Leadership: What Is Practicing You?

We previously established that our current leadership programs aren’t working, and that there is a lack of effective leadership in many companies. To reach new levels of leadership, we must break away from old patterns that keep us locked at our current leadership levels.

One of the ways to do this is by changing the questions we ask. My experiences as a coach have allowed me to see that a lot of the questions leaders get asked when they are engaging in personal and professional development often don’t lead anywhere. Leaders are encouraged to reflect on their behaviors and habits, but not in a way that opens the door to new possibilities.

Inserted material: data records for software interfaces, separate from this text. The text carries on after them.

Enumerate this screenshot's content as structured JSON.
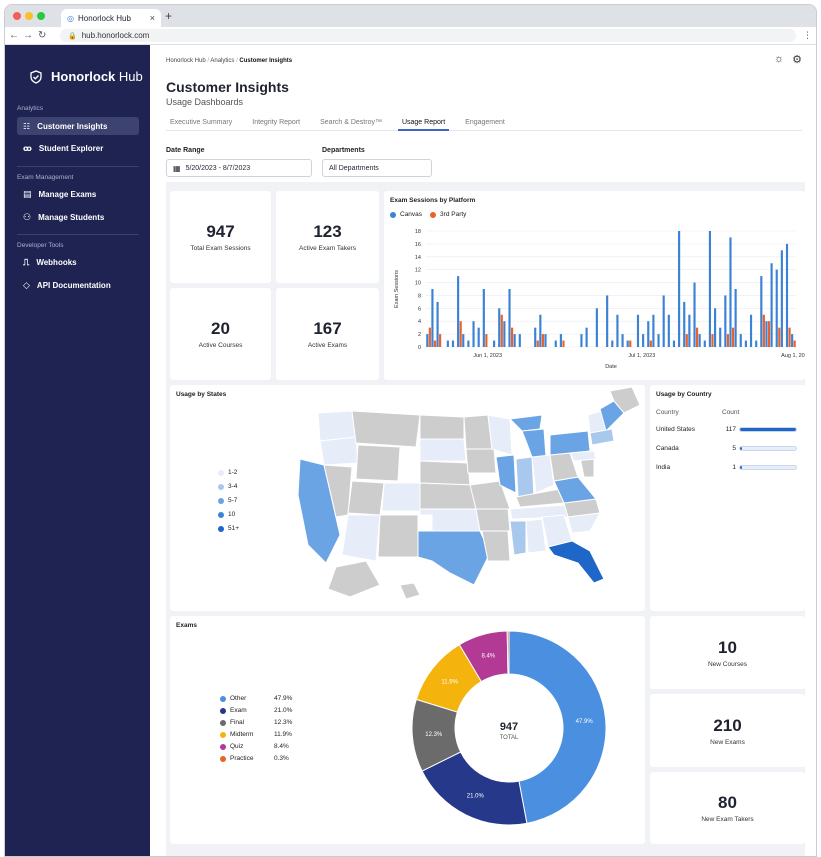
{
  "browser": {
    "tab_title": "Honorlock Hub",
    "url": "hub.honorlock.com"
  },
  "sidebar": {
    "logo_bold": "Honorlock",
    "logo_rest": "Hub",
    "sections": [
      {
        "title": "Analytics",
        "items": [
          {
            "label": "Customer Insights",
            "icon": "dashboard-icon",
            "active": true
          },
          {
            "label": "Student Explorer",
            "icon": "people-icon",
            "active": false
          }
        ]
      },
      {
        "title": "Exam Management",
        "items": [
          {
            "label": "Manage Exams",
            "icon": "document-icon"
          },
          {
            "label": "Manage Students",
            "icon": "person-gear-icon"
          }
        ]
      },
      {
        "title": "Developer Tools",
        "items": [
          {
            "label": "Webhooks",
            "icon": "webhook-icon"
          },
          {
            "label": "API Documentation",
            "icon": "code-icon"
          }
        ]
      }
    ]
  },
  "header": {
    "breadcrumb": [
      "Honorlock Hub",
      "Analytics",
      "Customer Insights"
    ],
    "title": "Customer Insights",
    "subtitle": "Usage Dashboards",
    "tabs": [
      "Executive Summary",
      "Integrity Report",
      "Search & Destroy™",
      "Usage Report",
      "Engagement"
    ],
    "active_tab": "Usage Report"
  },
  "filters": {
    "date_label": "Date Range",
    "date_value": "5/20/2023 - 8/7/2023",
    "dept_label": "Departments",
    "dept_value": "All Departments"
  },
  "stats": [
    {
      "value": "947",
      "caption": "Total Exam Sessions"
    },
    {
      "value": "123",
      "caption": "Active Exam Takers"
    },
    {
      "value": "20",
      "caption": "Active Courses"
    },
    {
      "value": "167",
      "caption": "Active Exams"
    }
  ],
  "colors": {
    "canvas": "#3b82d6",
    "third_party": "#e8622a",
    "sidebar": "#1e2352",
    "accent": "#3f63c9"
  },
  "chart_data": [
    {
      "type": "bar",
      "title": "Exam Sessions by Platform",
      "xlabel": "Date",
      "ylabel": "Exam Sessions",
      "ylim": [
        0,
        18
      ],
      "yticks": [
        0,
        2,
        4,
        6,
        8,
        10,
        12,
        14,
        16,
        18
      ],
      "xticks": [
        "Jun 1, 2023",
        "Jul 1, 2023",
        "Aug 1, 2023"
      ],
      "legend_position": "top-left",
      "series": [
        {
          "name": "Canvas",
          "values": [
            2,
            9,
            7,
            0,
            1,
            1,
            11,
            2,
            1,
            4,
            3,
            9,
            0,
            1,
            6,
            4,
            9,
            2,
            2,
            0,
            0,
            3,
            5,
            2,
            0,
            1,
            2,
            0,
            0,
            0,
            2,
            3,
            0,
            6,
            0,
            8,
            1,
            5,
            2,
            1,
            0,
            5,
            2,
            4,
            5,
            2,
            8,
            5,
            1,
            18,
            7,
            5,
            10,
            2,
            1,
            18,
            6,
            3,
            8,
            17,
            9,
            2,
            1,
            5,
            1,
            11,
            4,
            13,
            12,
            15,
            16,
            2
          ]
        },
        {
          "name": "3rd Party",
          "values": [
            3,
            1,
            2,
            0,
            0,
            0,
            4,
            0,
            0,
            0,
            0,
            2,
            0,
            0,
            5,
            0,
            3,
            0,
            0,
            0,
            0,
            1,
            2,
            0,
            0,
            0,
            1,
            0,
            0,
            0,
            0,
            0,
            0,
            0,
            0,
            0,
            0,
            0,
            0,
            1,
            0,
            0,
            0,
            1,
            0,
            0,
            0,
            0,
            0,
            0,
            2,
            0,
            3,
            0,
            0,
            2,
            0,
            0,
            2,
            3,
            0,
            0,
            0,
            0,
            0,
            5,
            4,
            0,
            3,
            0,
            3,
            1
          ]
        }
      ]
    },
    {
      "type": "pie",
      "title": "Exams",
      "center_value": "947",
      "center_label": "TOTAL",
      "slices": [
        {
          "name": "Other",
          "value": 47.9,
          "label": "47.9%",
          "color": "#4a8fe0"
        },
        {
          "name": "Exam",
          "value": 21.0,
          "label": "21.0%",
          "color": "#25388a"
        },
        {
          "name": "Final",
          "value": 12.3,
          "label": "12.3%",
          "color": "#6b6b6b"
        },
        {
          "name": "Midterm",
          "value": 11.9,
          "label": "11.9%",
          "color": "#f5b40d"
        },
        {
          "name": "Quiz",
          "value": 8.4,
          "label": "8.4%",
          "color": "#b23a94"
        },
        {
          "name": "Practice",
          "value": 0.3,
          "label": "0.3%",
          "color": "#e8622a"
        }
      ]
    }
  ],
  "states_map": {
    "title": "Usage by States",
    "legend": [
      {
        "label": "1-2",
        "color": "#e6edf8"
      },
      {
        "label": "3-4",
        "color": "#a8c8ee"
      },
      {
        "label": "5-7",
        "color": "#6aa4e4"
      },
      {
        "label": "10",
        "color": "#3a84d6"
      },
      {
        "label": "51+",
        "color": "#1e66c8"
      }
    ]
  },
  "country": {
    "title": "Usage by Country",
    "col_country": "Country",
    "col_count": "Count",
    "rows": [
      {
        "name": "United States",
        "count": "117",
        "fraction": 1.0
      },
      {
        "name": "Canada",
        "count": "5",
        "fraction": 0.04
      },
      {
        "name": "India",
        "count": "1",
        "fraction": 0.01
      }
    ]
  },
  "side_stats": [
    {
      "value": "10",
      "caption": "New Courses"
    },
    {
      "value": "210",
      "caption": "New Exams"
    },
    {
      "value": "80",
      "caption": "New Exam Takers"
    }
  ]
}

For example, one of the questions I have seen posed to executives is, “What are your practices for de-stressing after a long day of business?” A question like this, while it encourages them to reflect, doesn’t push them to expand beyond their current boundaries of thought. In this instance, it is asking them to relive and recount the patterns they are already practicing, not make room for new ones.

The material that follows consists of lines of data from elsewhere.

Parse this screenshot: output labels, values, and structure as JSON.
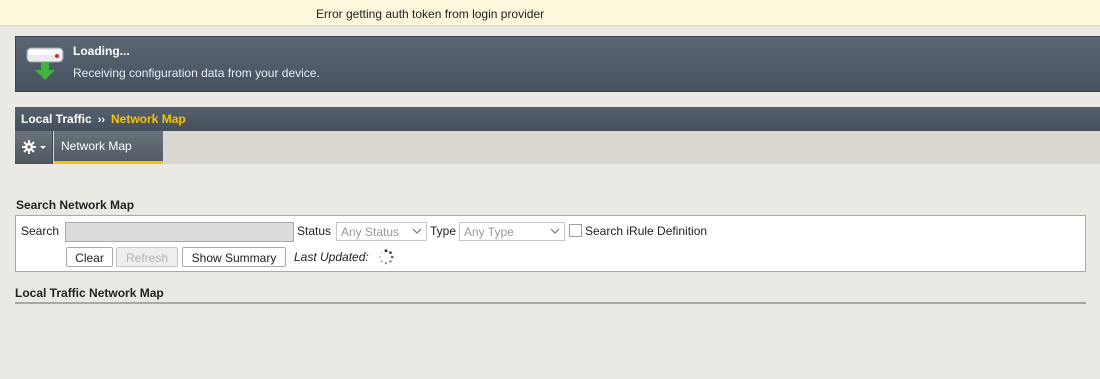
{
  "error_bar": {
    "message": "Error getting auth token from login provider"
  },
  "banner": {
    "icon": "device-download-icon",
    "title": "Loading...",
    "message": "Receiving configuration data from your device."
  },
  "breadcrumb": {
    "parent": "Local Traffic",
    "separator": "››",
    "current": "Network Map",
    "current_color": "#f5c400"
  },
  "tabs": {
    "menu_icon": "gear-icon",
    "items": [
      {
        "label": "Network Map",
        "active": true
      }
    ]
  },
  "search_section": {
    "title": "Search Network Map",
    "search_label": "Search",
    "search_value": "",
    "status_label": "Status",
    "status_selected": "Any Status",
    "type_label": "Type",
    "type_selected": "Any Type",
    "irule_checkbox_label": "Search iRule Definition",
    "irule_checked": false,
    "buttons": {
      "clear": "Clear",
      "refresh": "Refresh",
      "show_summary": "Show Summary"
    },
    "last_updated_label": "Last Updated:"
  },
  "map_section": {
    "title": "Local Traffic Network Map"
  }
}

To become better leaders, we must instead consider questions that invite us to take a larger perspective. In essence, instead of asking, “what am I practicing?” we should be asking, “what is practicing me?” This invites us to consider not just what we are doing, but what, both internally and externally, are the things that are influencing our actions.

For me (Dr. Tomi Bryan), when I ask myself, “what is practicing me?”, one of the things that comes to mind is my dedication to effectiveness. Now normally this isn’t a bad thing, because it allows me to tackle tasks efficiently, but there are times when that dedication and value of effectiveness can dictate my actions in not the best ways. When I become too task oriented trying to be effective, I can overlook the people side of the task.

When things aren’t run effectively, if I don’t take care to be aware, that passion for effectiveness can cause me to get frustrated and lose sight of the what’s important. That dedication “practices me.” It also can make for a lot of hurt feelings left in my wake. This means that this dedication to effectiveness has seniority over me and can run my life in some moments if I don’t pay close enough attention.

Reframing questions takes us to a different place. Instead of simply rehashing the same old, same old, reframing the question provides us with new insight and new things to work through and allows us to better manage the moment as leaders when the necessary time arises.

As you go about your day, see what is practicing you. There may be some growth edges in there to work on, and always look to see if there is a way to reframe whatever question you are entertaining.

Until we meet again, busy seeing the Champion in you.

Dr. Tomi